For Sean & Lisa, and Gina & Jonny
The snow just kept falling, with no end in sight. The plows made a herculean effort, but it was impossible to keep up with the blizzard.
As the snow finally tapered off the second evening, I climbed into my Volkswagen Beetle and headed into the dark of night. I needed to retrieve a college-going daughter who had weathered the storm in Newington.
I’m a good snow driver, so I viewed my excursion as an adventure. Okay, I was rather cavalier about the whole thing. When locals complain about winter driving, I’ve been known to sneer with contempt, "What’s the problem? This is New England! It snows."
I took the "storm route" out of the neighborhood – a longer, flatter route that avoids the steep hills of East Glastonbury. The secondary roads were mostly passable, if not exactly plowed, and the silent streets painted a winter wonderland.
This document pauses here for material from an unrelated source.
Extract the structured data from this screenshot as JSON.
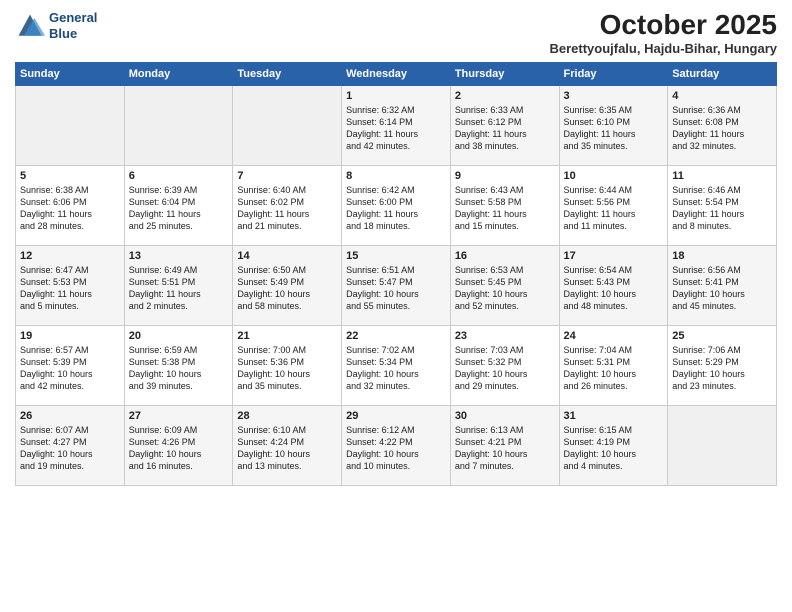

I made my way to Route 2, then Route 3 over the Putnam Bridge. What I failed to negotiate, however, was the slight curve where the Route 3 highway turns into a local road. And that local road was not plowed.
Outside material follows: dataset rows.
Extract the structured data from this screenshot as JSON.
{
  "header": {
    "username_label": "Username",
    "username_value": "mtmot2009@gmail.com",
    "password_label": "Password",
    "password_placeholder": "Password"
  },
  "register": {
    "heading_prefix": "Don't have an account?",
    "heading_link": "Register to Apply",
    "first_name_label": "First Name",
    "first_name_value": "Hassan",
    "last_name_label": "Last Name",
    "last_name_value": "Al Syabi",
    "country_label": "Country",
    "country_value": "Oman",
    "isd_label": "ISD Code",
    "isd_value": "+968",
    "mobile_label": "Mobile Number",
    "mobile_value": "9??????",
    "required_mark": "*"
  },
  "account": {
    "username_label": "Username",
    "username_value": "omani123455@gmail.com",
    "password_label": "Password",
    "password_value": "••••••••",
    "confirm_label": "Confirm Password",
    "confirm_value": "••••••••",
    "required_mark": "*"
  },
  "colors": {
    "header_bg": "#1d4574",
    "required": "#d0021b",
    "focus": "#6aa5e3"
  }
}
My Beetle hit snow that was deeper than the car’s underbelly, sending me into a skid. I was driving slowly so there was no real danger. It’s just that when my adorable Beetle came to a stop, I was stuck in unplowed snow, facing the wrong direction.
I turned on my flashers, grabbed a shovel, and set to shoveling out the snow under and around the car.
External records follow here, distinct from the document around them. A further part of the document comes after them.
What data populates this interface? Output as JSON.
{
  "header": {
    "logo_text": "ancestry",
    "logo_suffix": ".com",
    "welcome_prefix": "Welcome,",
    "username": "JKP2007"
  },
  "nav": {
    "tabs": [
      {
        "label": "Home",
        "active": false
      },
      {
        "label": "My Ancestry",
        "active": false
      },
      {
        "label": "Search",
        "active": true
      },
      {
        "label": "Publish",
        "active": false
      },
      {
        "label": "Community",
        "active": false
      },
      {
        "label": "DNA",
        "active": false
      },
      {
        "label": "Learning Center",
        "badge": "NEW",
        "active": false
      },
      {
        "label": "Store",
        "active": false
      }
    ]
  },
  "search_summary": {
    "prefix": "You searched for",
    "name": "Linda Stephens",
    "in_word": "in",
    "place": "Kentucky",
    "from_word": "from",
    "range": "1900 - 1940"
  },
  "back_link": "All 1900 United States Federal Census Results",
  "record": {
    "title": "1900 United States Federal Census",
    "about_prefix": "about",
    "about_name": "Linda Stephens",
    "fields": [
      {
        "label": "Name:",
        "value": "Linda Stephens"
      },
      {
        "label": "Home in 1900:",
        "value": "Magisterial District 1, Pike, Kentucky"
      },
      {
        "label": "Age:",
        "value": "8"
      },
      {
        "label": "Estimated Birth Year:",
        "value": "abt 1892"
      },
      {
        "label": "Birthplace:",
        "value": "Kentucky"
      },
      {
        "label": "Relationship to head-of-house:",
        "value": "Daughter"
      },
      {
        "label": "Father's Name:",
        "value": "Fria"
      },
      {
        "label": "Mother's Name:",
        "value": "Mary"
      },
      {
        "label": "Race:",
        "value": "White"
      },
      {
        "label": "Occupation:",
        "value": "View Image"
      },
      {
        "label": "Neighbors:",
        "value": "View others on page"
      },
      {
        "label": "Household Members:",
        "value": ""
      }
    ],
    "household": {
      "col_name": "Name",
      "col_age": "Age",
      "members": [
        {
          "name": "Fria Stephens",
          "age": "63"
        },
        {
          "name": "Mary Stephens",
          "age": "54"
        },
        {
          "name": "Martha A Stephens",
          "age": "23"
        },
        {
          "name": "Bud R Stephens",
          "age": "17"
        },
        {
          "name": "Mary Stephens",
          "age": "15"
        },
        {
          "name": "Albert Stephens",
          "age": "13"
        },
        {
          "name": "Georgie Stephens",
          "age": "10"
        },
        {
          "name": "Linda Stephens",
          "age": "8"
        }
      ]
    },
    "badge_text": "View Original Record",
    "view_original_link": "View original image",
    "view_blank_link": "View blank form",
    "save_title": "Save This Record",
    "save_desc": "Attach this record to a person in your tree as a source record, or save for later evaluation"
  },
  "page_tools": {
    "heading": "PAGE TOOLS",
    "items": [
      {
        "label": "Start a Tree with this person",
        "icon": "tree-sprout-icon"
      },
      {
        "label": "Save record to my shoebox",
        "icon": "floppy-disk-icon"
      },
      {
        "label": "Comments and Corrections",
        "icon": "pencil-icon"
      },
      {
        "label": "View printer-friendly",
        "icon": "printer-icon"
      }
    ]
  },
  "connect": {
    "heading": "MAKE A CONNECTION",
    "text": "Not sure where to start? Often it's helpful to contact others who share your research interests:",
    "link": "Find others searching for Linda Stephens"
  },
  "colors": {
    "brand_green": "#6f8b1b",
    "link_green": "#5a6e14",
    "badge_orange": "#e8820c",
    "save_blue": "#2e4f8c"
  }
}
What was noteworthy was that, as I shoveled, the driver of a small pickup truck slowed, stared for a moment, then continued on his way. Mind you, I was stranded in a blizzard on a deserted road. It seemed like a sorry state of affairs for a motorist to drive on by.
Fortunately, the next motorist stopped, and after confirming that the Beetle has front-wheel drive, the man and I quickly rocked my car out of the snow. I said a sincere thank-you and headed on my way. As I drove off, I noticed that another man had just pulled over as well. I rolled down my window, thanked him for stopping, and made an uneventful trip to Newington and back.
The episode got me thinking about something a cousin once said: In Vermont, it is considered bad form to pass a stranded motorist without stopping to help.
Bad form. It means that an action is unbefitting, unbecoming or unseemly, like chatting as a golfer is teeing off. It’s not immoral; it’s just not right.
If a runner is suffering in blistering heat and I do not offer the water bottle that’s sitting in my back seat, how exactly do I think the guy is going to recover? If a struggling family needs winter jackets and I do not provide them, how exactly do I think they will stay warm?
Ah, but there’s the rub. I don’t think about it at all, because I do not view it as my problem.
It’s a struggle that’s as old as Adam and Eve. When their son Cain murdered his brother Abel, God asked Cain, "Where is Abel, your brother?" Cain flippantly replied, "Am I my brother’s keeper?" In other words, "Is he my problem?"
The inferred answer, of course, is yes, you are your brother’s keeper. He is your problem.
Many centuries later, Jesus told the story of a man who was savagely beaten and robbed along the dangerous road from Jerusalem to Jericho. Two religious leaders walked right past the injured man without stopping; it was the outcast Samaritan who gave him aid. The hero in Jesus’ story was not a religious guy; it was he who helped his neighbor in need.
Back to the stranded motorist; surely, there are legitimate reasons to not stop, including physical limitations, safety concerns, children in the car or inability to be of any help. One must use good judgment. But this is not so much a tutorial on driving etiquette as it is a plea to care for those around us.
Am I my brother’s keeper? Yeah, as a matter of fact, I am, and you are. To pass by a brother or sister in need is bad form. It’s not immoral; it’s just not right.
"I tell you, whatever you do to the least of my brethren, you do unto me." Jesus, ca. 33 A.D.
Regina Cram lives in Glastonbury and is a freelance writer.